so that log(κ) is the free energy per unit site. Solving the hard hexagon model means (roughly) finding an exact expression for κ as a function of z.

The mean density ρ is given for small z by

${\displaystyle \rho =z{\frac {d\log(\kappa )}{dz}}=z-7z^{2}+58z^{3}-519z^{4}+4856z^{5}+\cdots .}$

The vertices of the lattice fall into 3 classes numbered 1, 2, and 3, given by the 3 different ways to fill space with hard hexagons. There are 3 local densities ρ1, ρ2, ρ3, corresponding to the 3 classes of sites. When the activity is large the system approximates one of these 3 packings, so the local densities differ, but when the activity is below a critical point the three local densities are the same. The critical point separating the low-activity homogeneous phase from the high-activity ordered phase is zc = (11 + 53/2)/2 = 11.0917.... Above the critical point the local densities differ and in the phase where most hexagons are on sites of type 1 can be expanded as

${\displaystyle \rho _{1}=1-z^{-1}-5z^{-2}-34z^{-3}-267z^{-4}-2037z^{-5}-\cdots }$
${\displaystyle \rho _{2}=\rho _{3}=z^{-2}+9z^{-3}+80z^{-4}+965z^{-5}-\cdots .}$

## Solution

The solution is given for small values of z < zc by

${\displaystyle \displaystyle z={\frac {-xH(x)^{5}}{G(x)^{5}}}}$
${\displaystyle \kappa ={\frac {H(x)^{3}Q(x^{5})^{2}}{G(x)^{2}}}\prod _{n\geq 1}{\frac {(1-x^{6n-4})(1-x^{6n-3})^{2}(1-x^{6n-2})}{(1-x^{6n-5})(1-x^{6n-1})(1-x^{6n})^{2}}}}$
${\displaystyle \rho =\rho _{1}=\rho _{2}=\rho _{3}={\frac {-xG(x)H(x^{6})P(x^{3})}{P(x)}}}$

where

${\displaystyle G(x)=\prod _{n\geq 1}{\frac {1}{(1-x^{5n-4})(1-x^{5n-1})}}}$
${\displaystyle H(x)=\prod _{n\geq 1}{\frac {1}{(1-x^{5n-3})(1-x^{5n-2})}}}$
${\displaystyle P(x)=\prod _{n\geq 1}(1-x^{2n-1})=Q(x)/Q(x^{2})}$
${\displaystyle Q(x)=\prod _{n\geq 1}(1-x^{n}).}$

For large z > zc the solution (in the phase where most occupied sites have type 1) is given by

${\displaystyle \displaystyle z={\frac {G(x)^{5}}{xH(x)^{5}}}}$
${\displaystyle \kappa ={\frac {G(x)^{3}Q(x^{5})^{2}}{H(x)^{2}}}\prod _{n\geq 1}{\frac {(1-x^{3n-2})(1-x^{3n-1})}{(1-x^{3n})^{2}}}}$
${\displaystyle \rho _{1}={\frac {H(x)Q(x)(G(x)Q(x)+x^{2}H(x^{9})Q(x^{9}))}{Q(x^{3})^{2}}}}$
${\displaystyle \rho _{2}=\rho _{3}={\frac {x^{2}H(x)Q(x)H(x^{9})Q(x^{9})}{Q(x^{3})^{2}}}}$
${\displaystyle R=\rho _{1}-\rho _{2}={\frac {Q(x)Q(x^{5})}{Q(x^{3})^{2}}}.}$

The functions G and H turn up in the Rogers–Ramanujan identities, and the function Q is the Euler function, which is closely related to the Dedekind eta function.
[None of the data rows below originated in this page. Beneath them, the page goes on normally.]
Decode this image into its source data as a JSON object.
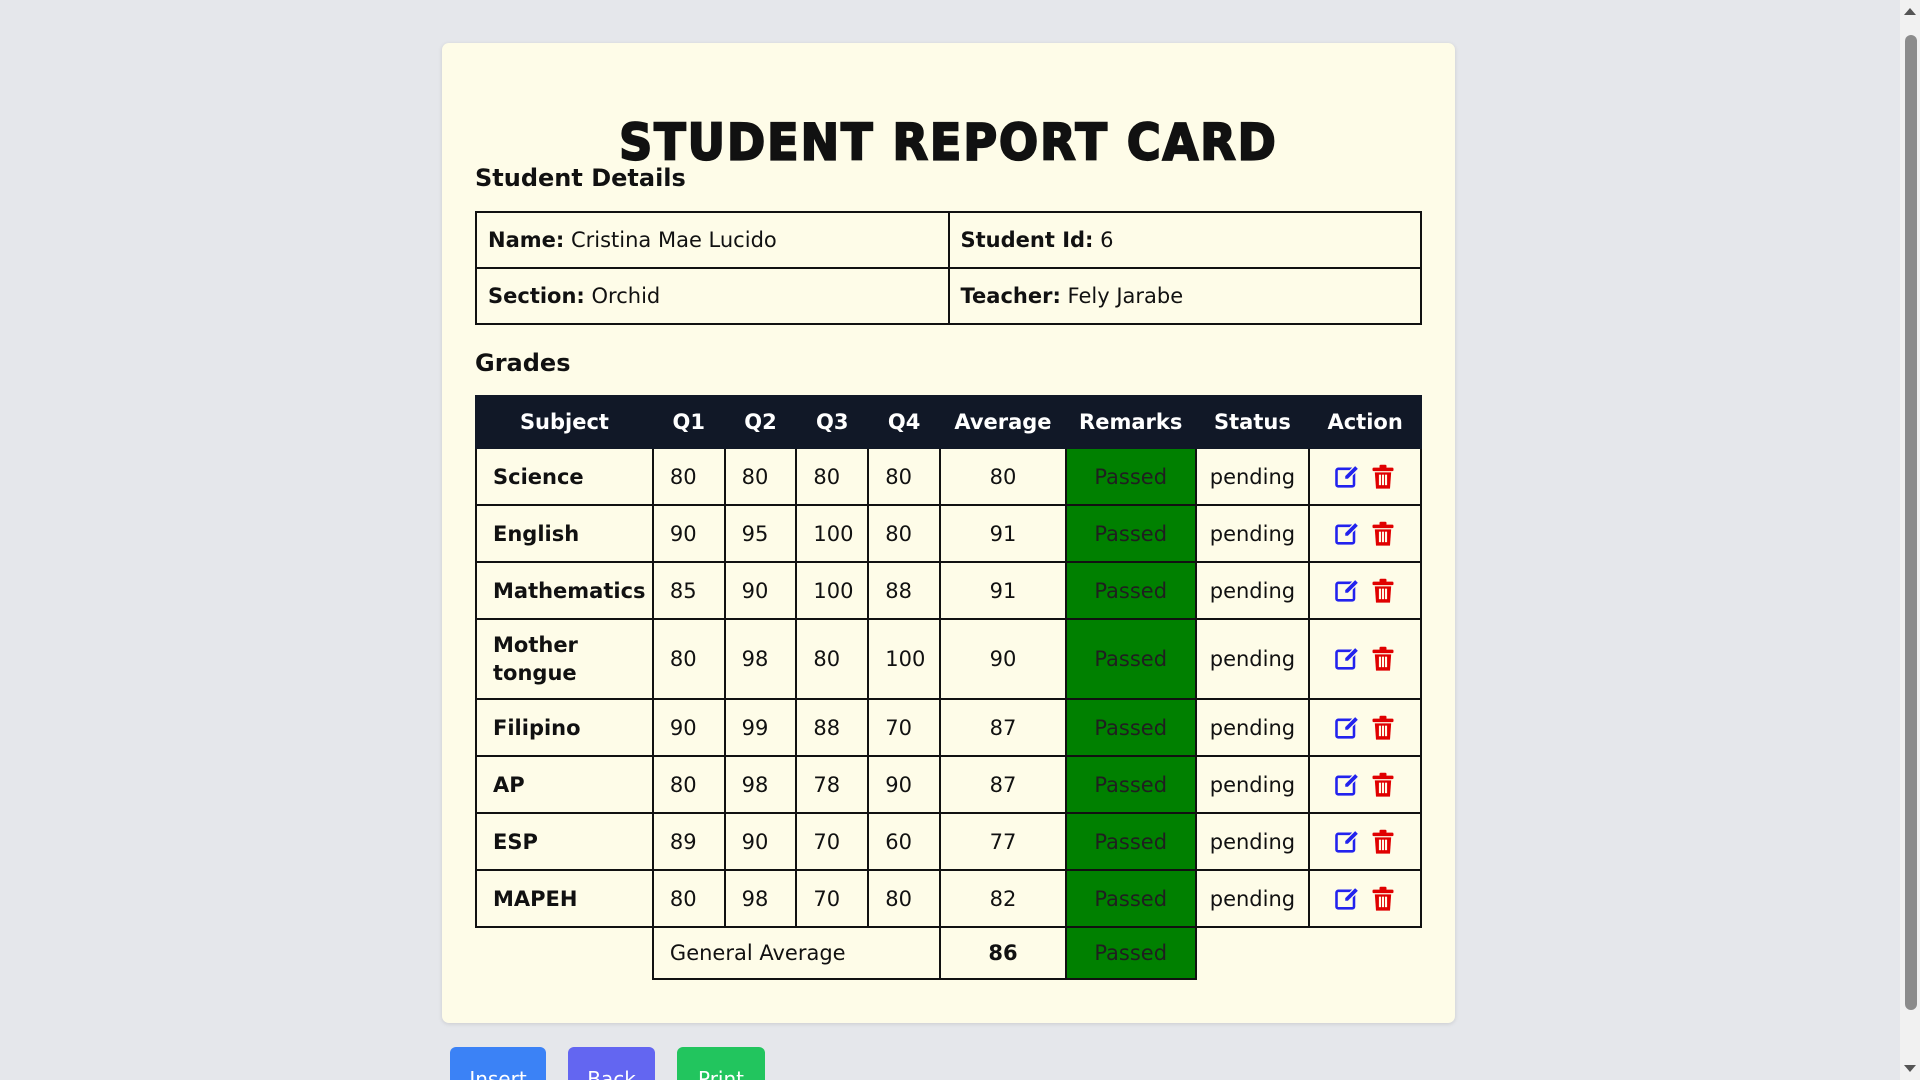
{
  "page": {
    "title": "STUDENT REPORT CARD",
    "details_heading": "Student Details",
    "grades_heading": "Grades"
  },
  "student": {
    "name_label": "Name:",
    "name": "Cristina Mae Lucido",
    "id_label": "Student Id:",
    "id": "6",
    "section_label": "Section:",
    "section": "Orchid",
    "teacher_label": "Teacher:",
    "teacher": "Fely Jarabe"
  },
  "grades": {
    "headers": [
      "Subject",
      "Q1",
      "Q2",
      "Q3",
      "Q4",
      "Average",
      "Remarks",
      "Status",
      "Action"
    ],
    "rows": [
      {
        "subject": "Science",
        "q1": "80",
        "q2": "80",
        "q3": "80",
        "q4": "80",
        "average": "80",
        "remarks": "Passed",
        "status": "pending"
      },
      {
        "subject": "English",
        "q1": "90",
        "q2": "95",
        "q3": "100",
        "q4": "80",
        "average": "91",
        "remarks": "Passed",
        "status": "pending"
      },
      {
        "subject": "Mathematics",
        "q1": "85",
        "q2": "90",
        "q3": "100",
        "q4": "88",
        "average": "91",
        "remarks": "Passed",
        "status": "pending"
      },
      {
        "subject": "Mother tongue",
        "q1": "80",
        "q2": "98",
        "q3": "80",
        "q4": "100",
        "average": "90",
        "remarks": "Passed",
        "status": "pending"
      },
      {
        "subject": "Filipino",
        "q1": "90",
        "q2": "99",
        "q3": "88",
        "q4": "70",
        "average": "87",
        "remarks": "Passed",
        "status": "pending"
      },
      {
        "subject": "AP",
        "q1": "80",
        "q2": "98",
        "q3": "78",
        "q4": "90",
        "average": "87",
        "remarks": "Passed",
        "status": "pending"
      },
      {
        "subject": "ESP",
        "q1": "89",
        "q2": "90",
        "q3": "70",
        "q4": "60",
        "average": "77",
        "remarks": "Passed",
        "status": "pending"
      },
      {
        "subject": "MAPEH",
        "q1": "80",
        "q2": "98",
        "q3": "70",
        "q4": "80",
        "average": "82",
        "remarks": "Passed",
        "status": "pending"
      }
    ],
    "general_average_label": "General Average",
    "general_average": "86",
    "general_remarks": "Passed"
  },
  "buttons": {
    "insert": "Insert",
    "back": "Back",
    "print": "Print"
  },
  "icons": {
    "edit": "edit-icon",
    "delete": "trash-icon"
  },
  "colors": {
    "page_bg": "#e5e7eb",
    "card_bg": "#fefce8",
    "header_bg": "#111827",
    "passed_bg": "#008000",
    "edit_icon": "#2222ee",
    "delete_icon": "#e00000",
    "insert_btn": "#3b82f6",
    "back_btn": "#6366f1",
    "print_btn": "#22c55e"
  }
}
If x = e2πiτ, then q−1/60G(x), x11/60H(x), x−1/24P(x), z, κ, ρ, ρ1, ρ2, and ρ3 are modular functions of τ, while x1/24Q(x) is a modular form of weight 1/2. Since any two modular functions are related by an algebraic relation, this implies that the functions κ, z, R, ρ are all algebraic functions of each other (of quite high degree) (Joyce 1988).